The Congressional Hispanic Caucus Institute (CHCI) led a delegation of its board of directors and advisory council, including Hispanic members of Congress, to a Tech Community Summit in Silicon Valley hosted by Google on June 5. In addition to the summit, the CHCI delegation held a high-level meeting with tech companies.
Last year, after mounting pressure from diversity advocates, leading technology companies made public their gender and race employment statistics, revealing a startling diversity gap, with Latinos being one of the most underrepresented minorities. The numbers revealed, on average, that top technology companies had less than 4 percent of Latinos in their workforce.
“We need each other and need to work together to address these very low numbers,” says Rep. Linda T. Sánchez, CHCI chair. “I applaud the companies who have shared their employment figures – what gets measured gets results.
“We know that the tech sector is fueling job growth,” Sánchez adds. “The Bureau of Labor Statistics estimates there will be approximately 1 million newly created STEM jobs in the next 10 years. That corresponds with an increase of 16 million Latinos in the same period.”
The Tech Community Summit included Latino representatives of Silicon Valley technology companies, start-ups, nonprofits and associations joining CHCI’s board and advisory council for roundtable discussions to address how best to develop a pipeline of Latino talent in the tech sector.
The conversation continued with high-level discussions at several of Silicon Valley’s top companies to advance Latino diversity and address how technology companies can work towards better outcomes by:
- > Replicating the most successful STEM and tech programs;
- > Investing in higher education as well as Hispanic-serving institutions;
- > Strengthening recruitment and retention strategies, including investing in paid scholarships and internships;
- > Supporting Latino start-ups and looking to Latino firms through procurement processes; and
- > Increasing Latino representation on their boards.
“We advocated for a comprehensive approach and critical investments so talented young Latinos can gain access to this critical job sector,” says Esther Aguilera, CHCI president and CEO. “Silicon Valley does not need to look very far to recruit more Latinos and CHCI hopes to partner with them to ensure they are providing jobs not only for coders and engineers, but in marketing, law, human resources and the many other areas of work they employ.”

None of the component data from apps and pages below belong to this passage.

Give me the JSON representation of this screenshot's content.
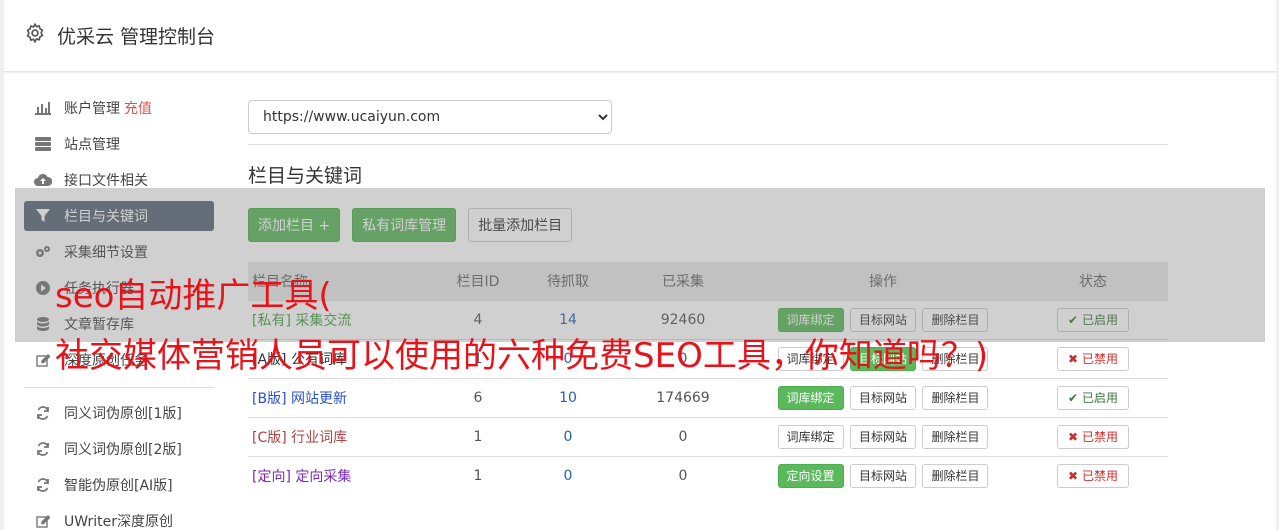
{
  "app": {
    "title": "优采云 管理控制台"
  },
  "sidebar": {
    "items": [
      {
        "label": "账户管理",
        "extra": "充值",
        "icon": "bar-chart-icon"
      },
      {
        "label": "站点管理",
        "icon": "server-icon"
      },
      {
        "label": "接口文件相关",
        "icon": "cloud-upload-icon"
      },
      {
        "label": "栏目与关键词",
        "icon": "filter-icon",
        "active": true
      },
      {
        "label": "采集细节设置",
        "icon": "cogs-icon"
      },
      {
        "label": "任务执行器",
        "icon": "play-icon"
      },
      {
        "label": "文章暂存库",
        "icon": "database-icon"
      },
      {
        "label": "深度原创任务",
        "icon": "edit-icon"
      }
    ],
    "items2": [
      {
        "label": "同义词伪原创[1版]",
        "icon": "refresh-icon"
      },
      {
        "label": "同义词伪原创[2版]",
        "icon": "refresh-icon"
      },
      {
        "label": "智能伪原创[AI版]",
        "icon": "refresh-icon"
      },
      {
        "label": "UWriter深度原创",
        "icon": "edit-icon"
      }
    ]
  },
  "site_select": {
    "value": "https://www.ucaiyun.com"
  },
  "section": {
    "title": "栏目与关键词"
  },
  "buttons": {
    "add_column": "添加栏目 +",
    "private_lib": "私有词库管理",
    "batch_add": "批量添加栏目"
  },
  "table": {
    "headers": [
      "栏目名称",
      "栏目ID",
      "待抓取",
      "已采集",
      "操作",
      "状态"
    ],
    "rows": [
      {
        "tag": "[私有]",
        "name": "采集交流",
        "id": "4",
        "pending": "14",
        "collected": "92460",
        "op1": "词库绑定",
        "op2": "目标网站",
        "op3": "删除栏目",
        "status": "已启用"
      },
      {
        "tag": "[A版]",
        "name": "公有词库",
        "id": "1",
        "pending": "0",
        "collected": "0",
        "op1": "词库绑定",
        "op2": "目标网站",
        "op3": "删除栏目",
        "status": "已禁用"
      },
      {
        "tag": "[B版]",
        "name": "网站更新",
        "id": "6",
        "pending": "10",
        "collected": "174669",
        "op1": "词库绑定",
        "op2": "目标网站",
        "op3": "删除栏目",
        "status": "已启用"
      },
      {
        "tag": "[C版]",
        "name": "行业词库",
        "id": "1",
        "pending": "0",
        "collected": "0",
        "op1": "词库绑定",
        "op2": "目标网站",
        "op3": "删除栏目",
        "status": "已禁用"
      },
      {
        "tag": "[定向]",
        "name": "定向采集",
        "id": "1",
        "pending": "0",
        "collected": "0",
        "op1": "定向设置",
        "op2": "目标网站",
        "op3": "删除栏目",
        "status": "已禁用"
      }
    ]
  },
  "overlay": {
    "line1": "seo自动推广工具(",
    "line2": "社交媒体营销人员可以使用的六种免费SEO工具，你知道吗？)"
  },
  "colors": {
    "green": "#5cb85c",
    "active": "#5b6878",
    "overlay_text": "#e8121a"
  }
}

CHCI has invited the technology companies to continue the conversation at its Public Policy Conference in Washington, D.C., this October 6-7.